*** Opening RECORDS SHOWN ***

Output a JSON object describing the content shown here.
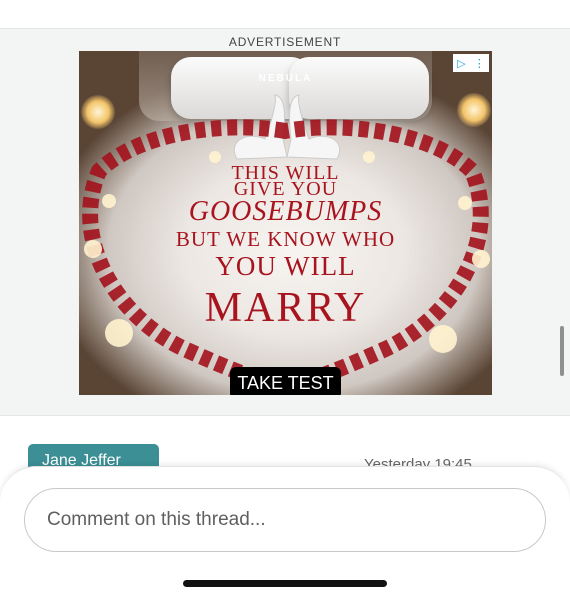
{
  "ad": {
    "label": "ADVERTISEMENT",
    "brand": "NEBULA",
    "headline_lines": [
      "THIS WILL",
      "GIVE YOU",
      "GOOSEBUMPS",
      "BUT WE KNOW WHO",
      "YOU WILL",
      "MARRY"
    ],
    "cta_label": "TAKE TEST",
    "adchoices_icon": "adchoices-icon",
    "menu_icon": "kebab-menu-icon"
  },
  "post": {
    "author": "Jane Jeffer",
    "timestamp": "Yesterday 19:45"
  },
  "comment": {
    "placeholder": "Comment on this thread..."
  },
  "colors": {
    "accent": "#3b8f95",
    "ad_text": "#a8141e"
  }
}
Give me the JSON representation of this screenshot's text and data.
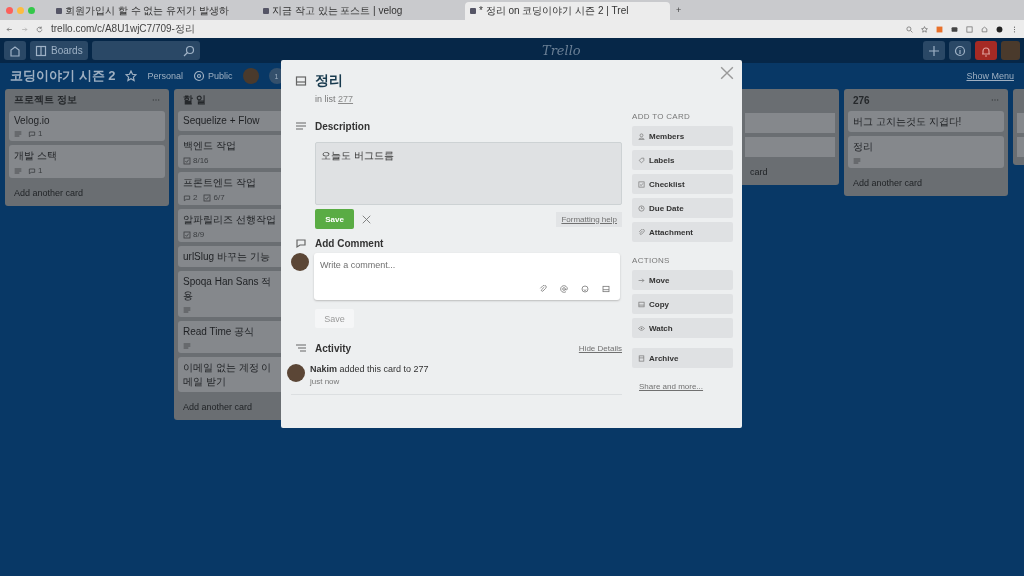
{
  "browser": {
    "tabs": [
      {
        "title": "회원가입시 할 수 없는 유저가 발생하",
        "selected": false
      },
      {
        "title": "지금 작고 있는 포스트 | velog",
        "selected": false
      },
      {
        "title": "* 정리 on 코딩이야기 시즌 2 | Trel",
        "selected": true
      }
    ],
    "new_tab": "+",
    "url": "trello.com/c/A8U1wjC7/709-정리"
  },
  "header": {
    "boards_button": "Boards",
    "logo": "Trello"
  },
  "board": {
    "title": "코딩이야기 시즌 2",
    "team": "Personal",
    "visibility": "Public",
    "member_count": "1",
    "show_menu": "Show Menu"
  },
  "lists": [
    {
      "kind": "full",
      "title": "프로젝트 정보",
      "cards": [
        {
          "title": "Velog.io",
          "badges": [
            {
              "kind": "description"
            },
            {
              "kind": "comments",
              "text": "1"
            }
          ]
        },
        {
          "title": "개발 스택",
          "badges": [
            {
              "kind": "description"
            },
            {
              "kind": "comments",
              "text": "1"
            }
          ]
        }
      ],
      "add_card": "Add another card"
    },
    {
      "kind": "full",
      "title": "할 일",
      "cards": [
        {
          "title": "Sequelize + Flow"
        },
        {
          "title": "백엔드 작업",
          "badges": [
            {
              "kind": "checklist",
              "text": "8/16"
            }
          ]
        },
        {
          "title": "프론트엔드 작업",
          "badges": [
            {
              "kind": "comments",
              "text": "2"
            },
            {
              "kind": "checklist",
              "text": "6/7"
            }
          ]
        },
        {
          "title": "알파릴리즈 선행작업",
          "badges": [
            {
              "kind": "checklist",
              "text": "8/9"
            }
          ]
        },
        {
          "title": "urlSlug 바꾸는 기능"
        },
        {
          "title": "Spoqa Han Sans 적용",
          "badges": [
            {
              "kind": "description"
            }
          ]
        },
        {
          "title": "Read Time 공식",
          "badges": [
            {
              "kind": "description"
            }
          ]
        },
        {
          "title": "이메일 없는 계정 이메일 받기"
        }
      ],
      "add_card": "Add another card"
    },
    {
      "kind": "fragment",
      "add_card": "card"
    },
    {
      "kind": "full",
      "title": "276",
      "cards": [
        {
          "title": "버그 고치는것도 지겹다!"
        },
        {
          "title": "정리",
          "badges": [
            {
              "kind": "description"
            }
          ]
        }
      ],
      "add_card": "Add another card"
    },
    {
      "kind": "edge"
    }
  ],
  "card_modal": {
    "title": "정리",
    "list_prefix": "in list",
    "list_link": "277",
    "description_heading": "Description",
    "description_text": "오늘도 버그드름",
    "save_button": "Save",
    "formatting_help": "Formatting help",
    "comment_heading": "Add Comment",
    "comment_field": {
      "placeholder": "Write a comment..."
    },
    "comment_save": {
      "label": "Save",
      "disabled": true
    },
    "activity_heading": "Activity",
    "hide_details": "Hide Details",
    "activity": [
      {
        "text": "**Nakim** added this card to 277",
        "time": "just now"
      }
    ],
    "add_to_card_heading": "ADD TO CARD",
    "add_to_card": [
      {
        "kind": "members",
        "label": "Members"
      },
      {
        "kind": "labels",
        "label": "Labels"
      },
      {
        "kind": "checklist",
        "label": "Checklist"
      },
      {
        "kind": "due",
        "label": "Due Date"
      },
      {
        "kind": "attachment",
        "label": "Attachment"
      }
    ],
    "actions_heading": "ACTIONS",
    "actions": [
      {
        "kind": "move",
        "label": "Move"
      },
      {
        "kind": "copy",
        "label": "Copy"
      },
      {
        "kind": "watch",
        "label": "Watch"
      },
      {
        "kind": "archive",
        "label": "Archive"
      }
    ],
    "share": "Share and more..."
  }
}
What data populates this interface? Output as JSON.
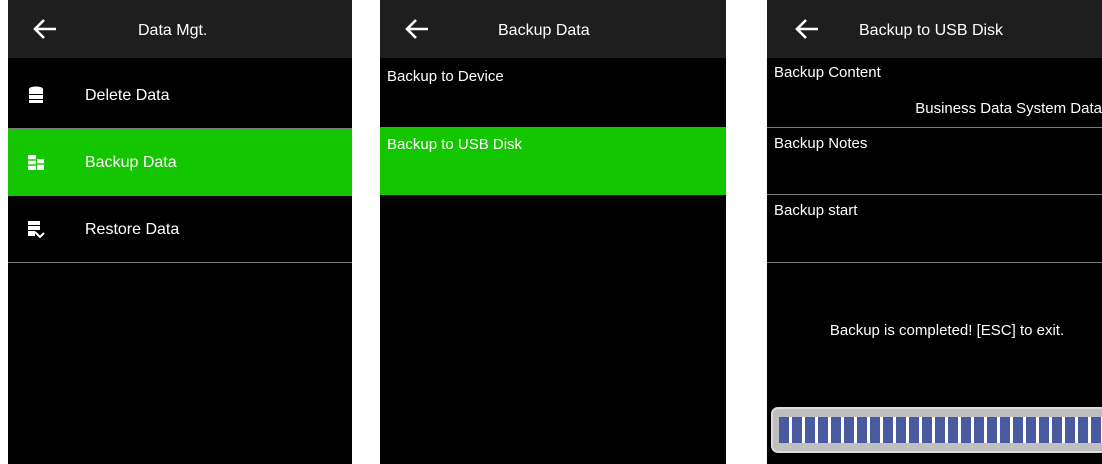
{
  "screens": [
    {
      "title": "Data Mgt.",
      "items": [
        {
          "label": "Delete Data",
          "icon": "database-icon",
          "active": false
        },
        {
          "label": "Backup Data",
          "icon": "backup-database-icon",
          "active": true
        },
        {
          "label": "Restore Data",
          "icon": "restore-database-icon",
          "active": false
        }
      ]
    },
    {
      "title": "Backup Data",
      "options": [
        {
          "label": "Backup to Device",
          "active": false
        },
        {
          "label": "Backup to USB Disk",
          "active": true
        }
      ]
    },
    {
      "title": "Backup to USB Disk",
      "backup_content_label": "Backup Content",
      "backup_content_value": "Business Data System Data",
      "backup_notes_label": "Backup Notes",
      "backup_start_label": "Backup start",
      "status_message": "Backup is completed! [ESC] to exit.",
      "progress_percent": 100
    }
  ],
  "colors": {
    "highlight": "#13c600",
    "titlebar": "#1e1e1e",
    "background": "#000000",
    "progress_segment": "#4a5aa0"
  }
}
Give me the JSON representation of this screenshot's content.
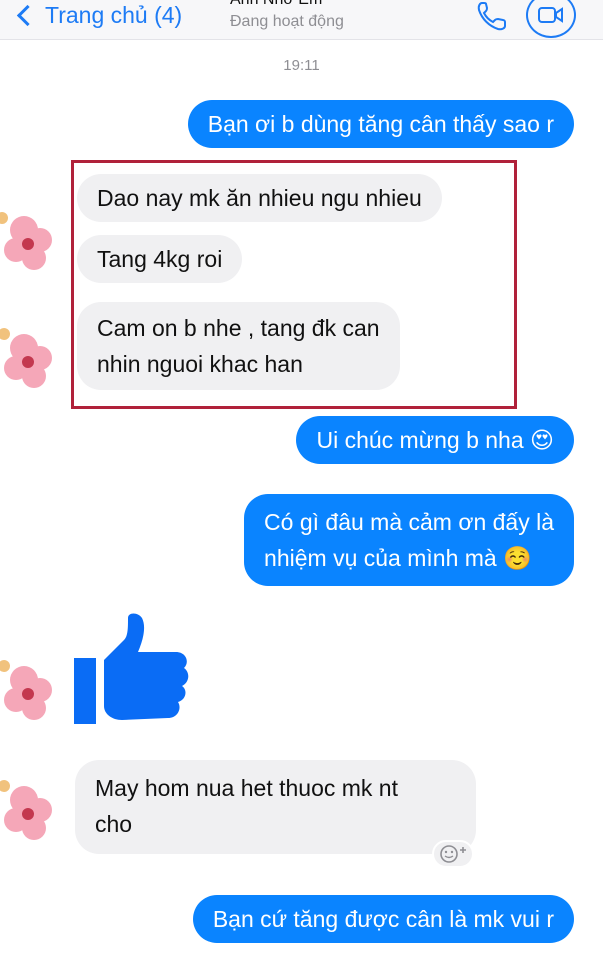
{
  "header": {
    "back_label": "Trang chủ (4)",
    "contact_name": "Anh Nhớ Em",
    "status": "Đang hoạt động"
  },
  "timestamp": "19:11",
  "messages": [
    {
      "from": "me",
      "text": "Bạn ơi b dùng tăng cân thấy sao r"
    },
    {
      "from": "them",
      "text": "Dao nay mk ăn nhieu ngu nhieu"
    },
    {
      "from": "them",
      "text": "Tang 4kg roi"
    },
    {
      "from": "them",
      "lines": [
        "Cam on b nhe , tang đk can",
        "nhin nguoi khac han"
      ]
    },
    {
      "from": "me",
      "text": "Ui chúc mừng b nha 😍"
    },
    {
      "from": "me",
      "lines": [
        "Có gì đâu mà cảm ơn đấy là",
        "nhiệm vụ của mình mà ☺️"
      ]
    },
    {
      "from": "them",
      "sticker": "thumbs-up"
    },
    {
      "from": "them",
      "lines": [
        "May hom nua het thuoc mk nt",
        "cho"
      ]
    },
    {
      "from": "me",
      "text": "Bạn cứ tăng được cân là mk vui r"
    }
  ],
  "colors": {
    "outgoing_bubble": "#0a84ff",
    "incoming_bubble": "#f0f0f2",
    "accent": "#1d7bf5",
    "highlight_border": "#b0213a"
  },
  "icons": [
    "chevron-left-icon",
    "phone-icon",
    "video-call-icon",
    "thumbs-up-icon",
    "add-reaction-icon",
    "flower-avatar-icon"
  ]
}
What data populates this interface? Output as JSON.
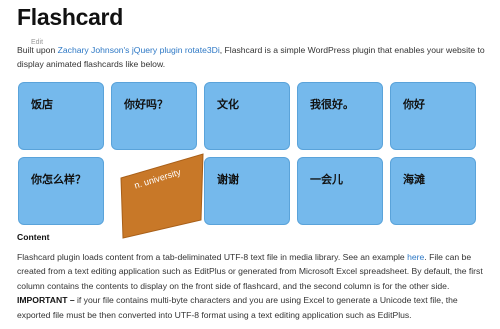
{
  "page": {
    "title": "Flashcard",
    "edit_label": "Edit"
  },
  "intro": {
    "prefix": "Built upon ",
    "link_text": "Zachary Johnson's jQuery plugin rotate3Di",
    "suffix": ", Flashcard is a simple WordPress plugin that enables your website to display animated flashcards like below."
  },
  "flashcards": {
    "row1": [
      "饭店",
      "你好吗？",
      "文化",
      "我很好。",
      "你好"
    ],
    "row2_first": "你怎么样？",
    "flipped_card_text": "n. university",
    "row2_rest": [
      "谢谢",
      "一会儿",
      "海滩"
    ],
    "card_color": "#75b9ec",
    "flipped_color": "#c87828"
  },
  "content": {
    "heading": "Content",
    "p1_prefix": "Flashcard plugin loads content from a tab-deliminated UTF-8 text file in media library. See an example ",
    "p1_link": "here",
    "p1_suffix": ". File can be created from a text editing application such as EditPlus or generated from Microsoft Excel spreadsheet. By default, the first column contains the contents to display on the front side of flashcard, and the second column is for the other side.",
    "important_label": "IMPORTANT –",
    "important_text": " if your file contains multi-byte characters and you are using Excel to generate a Unicode text file, the exported file must be then converted into UTF-8 format using a text editing application such as EditPlus."
  }
}
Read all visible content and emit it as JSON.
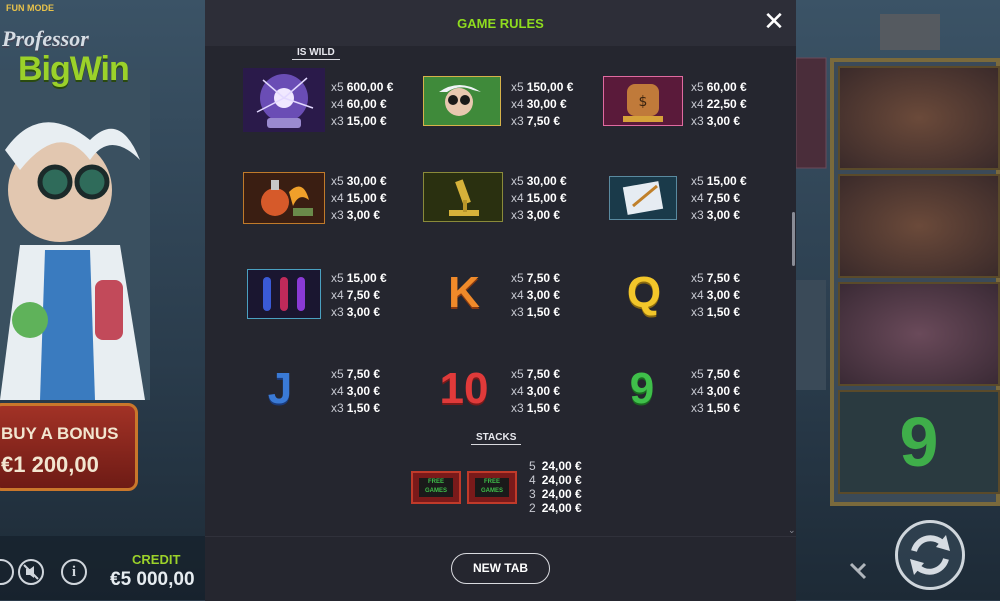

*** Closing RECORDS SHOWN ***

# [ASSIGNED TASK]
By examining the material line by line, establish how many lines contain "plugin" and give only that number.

# [TASK ANSWER]
3